Friday, June 4, 2010
GET HIM TO THE GREEK / ***½
Release Date: June 4, 2010
Running Time: 109 minutes
MPAA Rating: R
Two years ago, Nick Stoller’s “Forgetting Sarah Marshall” proved that Jason Segal had the talent and charisma to headline a romantic comedy. It showed that Kristen Bell and Mila Kunis are as funny and talented as they are beautiful. It also unleashed the scene-stealing comic whirlwind known as Aldous Snow, the lead singer for a group called Infant Sorrow. As played by Russell Brand, Snow is a cliché of a glam rock icon – he wears makeup and gaudy clothing, sleeps with every woman he sees, and is a complete jerk to his biggest fans. This one performance turned Brand into a star in America, and rightfully so.
That one performance also spawned a sort-of sequel, “Get Him to the Greek,” in which Snow steps out of the supporting character spotlight and takes on a lead role. Whereas he was restrained slightly by his seven years of sobriety in “Forgetting,” it is made immediately clear from the beginning of “Greek” that Snow has fallen hard off the wagon.

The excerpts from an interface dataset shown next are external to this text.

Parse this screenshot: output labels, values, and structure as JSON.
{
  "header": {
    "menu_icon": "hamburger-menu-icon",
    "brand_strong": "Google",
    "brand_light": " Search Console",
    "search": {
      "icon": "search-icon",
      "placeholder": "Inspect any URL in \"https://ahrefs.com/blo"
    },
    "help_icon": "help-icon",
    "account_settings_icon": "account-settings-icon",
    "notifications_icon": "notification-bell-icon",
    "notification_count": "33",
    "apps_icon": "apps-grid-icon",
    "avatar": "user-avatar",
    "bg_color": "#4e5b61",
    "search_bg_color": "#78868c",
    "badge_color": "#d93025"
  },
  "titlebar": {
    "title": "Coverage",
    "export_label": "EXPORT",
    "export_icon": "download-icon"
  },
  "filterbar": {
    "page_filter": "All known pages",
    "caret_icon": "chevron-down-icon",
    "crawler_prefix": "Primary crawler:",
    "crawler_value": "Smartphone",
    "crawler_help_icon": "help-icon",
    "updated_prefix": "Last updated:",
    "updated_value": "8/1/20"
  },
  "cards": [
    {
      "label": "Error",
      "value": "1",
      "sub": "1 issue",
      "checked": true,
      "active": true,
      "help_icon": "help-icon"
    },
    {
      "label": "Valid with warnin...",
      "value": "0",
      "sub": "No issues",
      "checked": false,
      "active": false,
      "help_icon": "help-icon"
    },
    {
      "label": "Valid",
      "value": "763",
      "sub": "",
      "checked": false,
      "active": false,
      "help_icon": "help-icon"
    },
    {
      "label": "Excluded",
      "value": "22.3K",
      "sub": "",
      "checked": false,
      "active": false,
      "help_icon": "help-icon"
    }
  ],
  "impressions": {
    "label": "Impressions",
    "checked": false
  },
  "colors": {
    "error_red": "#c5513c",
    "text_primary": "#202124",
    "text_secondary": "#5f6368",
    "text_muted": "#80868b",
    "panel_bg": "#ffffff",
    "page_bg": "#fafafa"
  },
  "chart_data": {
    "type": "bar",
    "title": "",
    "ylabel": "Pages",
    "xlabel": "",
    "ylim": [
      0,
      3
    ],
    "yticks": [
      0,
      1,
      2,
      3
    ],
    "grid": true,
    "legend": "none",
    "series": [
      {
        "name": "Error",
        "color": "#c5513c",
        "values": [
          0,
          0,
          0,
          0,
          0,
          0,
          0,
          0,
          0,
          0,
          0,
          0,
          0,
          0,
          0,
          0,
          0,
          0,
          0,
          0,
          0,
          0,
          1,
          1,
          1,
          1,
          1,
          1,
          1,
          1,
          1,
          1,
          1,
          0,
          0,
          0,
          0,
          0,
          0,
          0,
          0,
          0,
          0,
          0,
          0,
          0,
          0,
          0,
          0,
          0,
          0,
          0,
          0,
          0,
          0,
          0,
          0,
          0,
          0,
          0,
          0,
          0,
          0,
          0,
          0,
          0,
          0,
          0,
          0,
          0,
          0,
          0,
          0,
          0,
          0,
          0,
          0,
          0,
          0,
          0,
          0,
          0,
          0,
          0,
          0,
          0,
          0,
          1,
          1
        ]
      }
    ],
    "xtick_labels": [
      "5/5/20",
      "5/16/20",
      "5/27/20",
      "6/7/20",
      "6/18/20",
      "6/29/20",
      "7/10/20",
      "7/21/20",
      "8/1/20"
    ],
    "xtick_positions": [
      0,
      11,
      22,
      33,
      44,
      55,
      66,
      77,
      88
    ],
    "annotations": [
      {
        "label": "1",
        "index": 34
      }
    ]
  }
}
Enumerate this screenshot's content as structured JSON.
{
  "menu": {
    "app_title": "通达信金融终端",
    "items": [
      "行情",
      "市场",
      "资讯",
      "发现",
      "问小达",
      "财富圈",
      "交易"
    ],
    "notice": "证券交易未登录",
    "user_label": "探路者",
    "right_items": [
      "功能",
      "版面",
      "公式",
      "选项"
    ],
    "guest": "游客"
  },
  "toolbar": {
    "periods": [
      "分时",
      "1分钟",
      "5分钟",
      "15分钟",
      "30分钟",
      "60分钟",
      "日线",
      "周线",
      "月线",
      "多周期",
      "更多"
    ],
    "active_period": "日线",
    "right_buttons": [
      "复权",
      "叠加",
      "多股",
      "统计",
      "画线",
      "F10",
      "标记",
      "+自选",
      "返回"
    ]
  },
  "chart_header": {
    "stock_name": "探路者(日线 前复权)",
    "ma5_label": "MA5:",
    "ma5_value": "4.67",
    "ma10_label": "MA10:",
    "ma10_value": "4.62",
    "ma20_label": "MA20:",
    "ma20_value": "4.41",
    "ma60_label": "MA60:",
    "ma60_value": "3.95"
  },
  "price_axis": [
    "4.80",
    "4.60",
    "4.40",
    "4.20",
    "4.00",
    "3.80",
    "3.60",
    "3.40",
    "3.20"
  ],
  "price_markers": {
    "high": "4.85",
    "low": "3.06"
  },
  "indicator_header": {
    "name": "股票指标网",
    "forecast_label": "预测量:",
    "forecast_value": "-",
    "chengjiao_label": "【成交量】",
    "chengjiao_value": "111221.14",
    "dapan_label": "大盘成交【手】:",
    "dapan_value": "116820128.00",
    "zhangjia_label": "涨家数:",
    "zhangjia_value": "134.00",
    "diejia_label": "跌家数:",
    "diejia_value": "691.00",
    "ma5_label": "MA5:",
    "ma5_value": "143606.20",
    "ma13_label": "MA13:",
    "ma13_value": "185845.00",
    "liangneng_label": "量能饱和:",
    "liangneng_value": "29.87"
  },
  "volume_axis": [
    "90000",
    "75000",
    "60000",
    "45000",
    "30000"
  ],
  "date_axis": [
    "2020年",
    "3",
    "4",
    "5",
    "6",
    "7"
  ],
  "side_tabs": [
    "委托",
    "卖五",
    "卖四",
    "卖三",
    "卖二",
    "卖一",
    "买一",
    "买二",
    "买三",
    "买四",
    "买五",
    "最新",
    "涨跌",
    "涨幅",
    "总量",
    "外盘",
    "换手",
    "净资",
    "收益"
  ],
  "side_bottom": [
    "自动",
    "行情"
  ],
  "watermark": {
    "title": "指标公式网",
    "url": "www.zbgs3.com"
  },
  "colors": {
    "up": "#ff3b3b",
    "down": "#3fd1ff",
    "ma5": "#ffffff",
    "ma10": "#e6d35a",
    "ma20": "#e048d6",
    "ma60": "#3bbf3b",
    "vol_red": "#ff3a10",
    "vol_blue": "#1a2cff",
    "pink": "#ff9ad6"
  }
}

His most recent album tanked, and the true love of his life, Jackie Q (Rose Byrne), no longer wants to be with him. The only person who seems to want anything to do with him is a Capital Records intern and lifelong Infant Sorrow fan Aaron Green (Jonah Hill, not reprising his role from “Marshall”). Green suggests to his boss Sergio Roma (the shockingly hilarious Sean “P. Diddy” Combs) that they run a 10-year anniversary concert for Sorrow’s seminal performance at the Greek Theater. There’s just one problem – transporting Snow from London to Los Angeles in a scant 72 hours.
What follows is a healthy blend of cross continental sex, drugs, and rock n’ roll, with plenty of bromance and romance in between. Hill and Brand are a terrific comic team, and their chemistry together carries the film through most of its shaky moments.
“Get Him to the Greek” is not as consistently funny or instantly endearing as “Forgetting Sarah Marshall,” but it has its own quirky charms. Combs steals every scene he’s in, Colm Meaney is pitch perfect as Snow’s father Jonathan, and Lars Ulrich has a memorable cameo.
Ultimately I think Aldous Snow works better as a supporting character, but “Get Him to the Greek” was a worthwhile experiment.
Theater: RDM Westroads 14, Omaha, Nebraska
Time: 115 am (quality check)
Date: June 3, 2010